She related a tale of a former colleague and cast member of the “Sweet Charity” revival, choreographed by Gwen Verdon, Bob Fosse’s wife. “Ms. Verdon worked her so hard that she had to crawl to the bathroom the next day,” said Higuchi.

After a few years of attending workshops and cattle calls in New York, Higuchi began to hear tales from talented dancers still waiting for their big break after 10 years. “I realized it might take 10 more years, and I already had a professional career in Seattle.”

She returned to Washington where she founded the Cascade Dance Academy in Snoqualmie, and continued to perform in Seattle musicals. “I met my husband (Sean Higuchi) there, and he was from Maui,” she shared. After selling the dance academy to colleagues, the two relocated to Maui where they own and operate Anytime Fitness in Pukalani. Before long, Katie began teaching dance at the Maui Academy of Performing Arts, and she’ll be choreographing their upcoming youth production of “Pippin” this summer. In fact, she has gotten a head start by incorporating Fosse into her dance classes.

The 1972 “Pippin” was considerably R rated. Subsequent “Pippin” productions have a reputation for being harmlessly naughty, but if done the way director Fosse envisioned it, the show is surreal and disturbing.

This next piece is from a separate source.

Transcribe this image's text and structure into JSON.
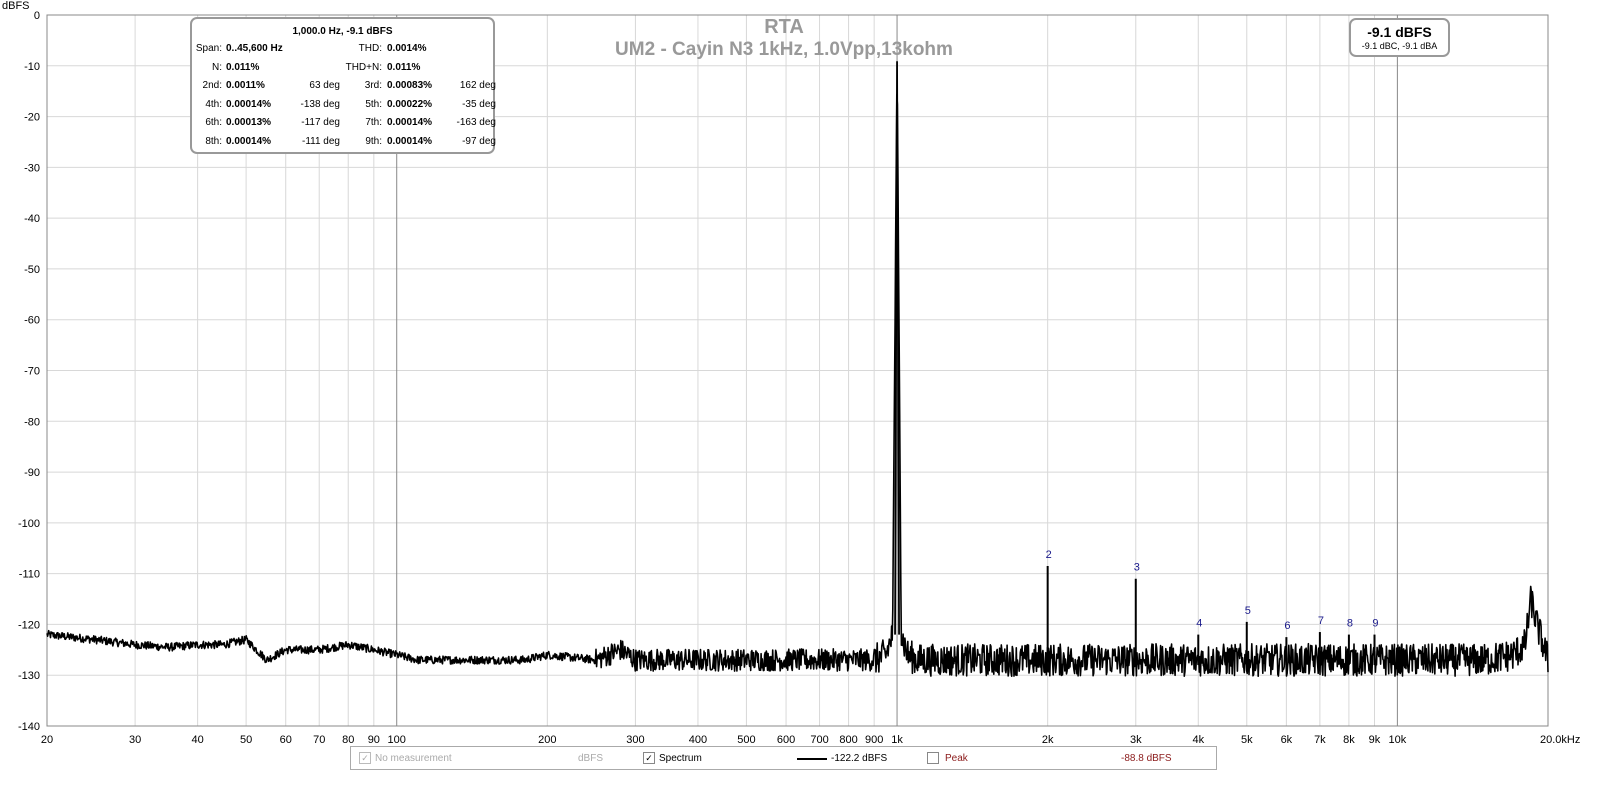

I asked Higuchi how the show would be translated into a youth production. “There isn’t an edited Pippin Jr., so we’ll be toning it down for youth. Dance will be romantically suggestive – like a pretty ballet.”

Conceived by Stephen Schwartz (“Wicked”) as a student musical performed at Carnegie Mellon, “Pippin” is a semihistorical account of the teenage son of Charlemagne, and his growing pains journey as he seeks the meaning of life and his place in it. The musical uses the premise of a mysterious performance troupe, hosted by the Leading Player. Ben Vereen and Patina Miller won Tony Awards for their portrayals in both the original Broadway production and the revival. The revival, which won the 2013 Tony, reinvents the musical as a Cirque du Soleil extravaganza with a circus troupe instead. I asked which version MAPA will lean toward. “It’s open casting,” said Higuchi. “If there is a kid that can throw in back bends, we might incorporate the circus revival, but it will be a traditional ‘Pippin’ in the style of Fosse.”

* MAPA presents “Pippin,” music and lyrics by Stephen Schwartz and a book by Roger O. Hirson and Bob Fosse, directed by Sally Sefton, choreographed by Katie Higuchi, and under the musical direction of Marti Kluth. Performances are 7:30 p.m. Thursdays, Fridays and Saturdays, 3 p.m. Sundays, July 5 through 13, in Steppingstone Playhouse at Queen Ka’ahumanu Center. Tickets are $15 for adults and $12 for students. Visit



Hawai’i Opera Theatre presents “The Mikado” by W.S. Gilbert and Arthur Sullivan at the Maui Arts & Cultural Center. Don’t miss Gilbert and Sullivan’s romp through the mythical and nonsensical fantasy world of the Mikado, performed with members of the Hawaii Symphony Orchestra and international and local stars. Set in Japan, this satire on English society weaves together both cultures with humorous lyrics and elaborate plot twists. Nanki-Poo, son of the emperor, flees his home to avoid an arranged marriage to an older woman, only to find himself falling in love with the beautiful Yum-Yum, who is betrothed to Ko-Ko, the Lord High Executioner. Director Henry Akina, with costumes designed by local fashion designer Anne Namba, will present a modern take on the tale with characters dressed in the style of Harajuku Girls, Yakuza and anime characters.

* “The Mikado” takes the stage at 7:30 p.m. June 18 in Castle Theater at the MACC. Admission ranges from $27 to $97 (plus applicable fees), with half-price tickets available for children younger than 12. Visit the MACC box office, call 242-7469 or order online at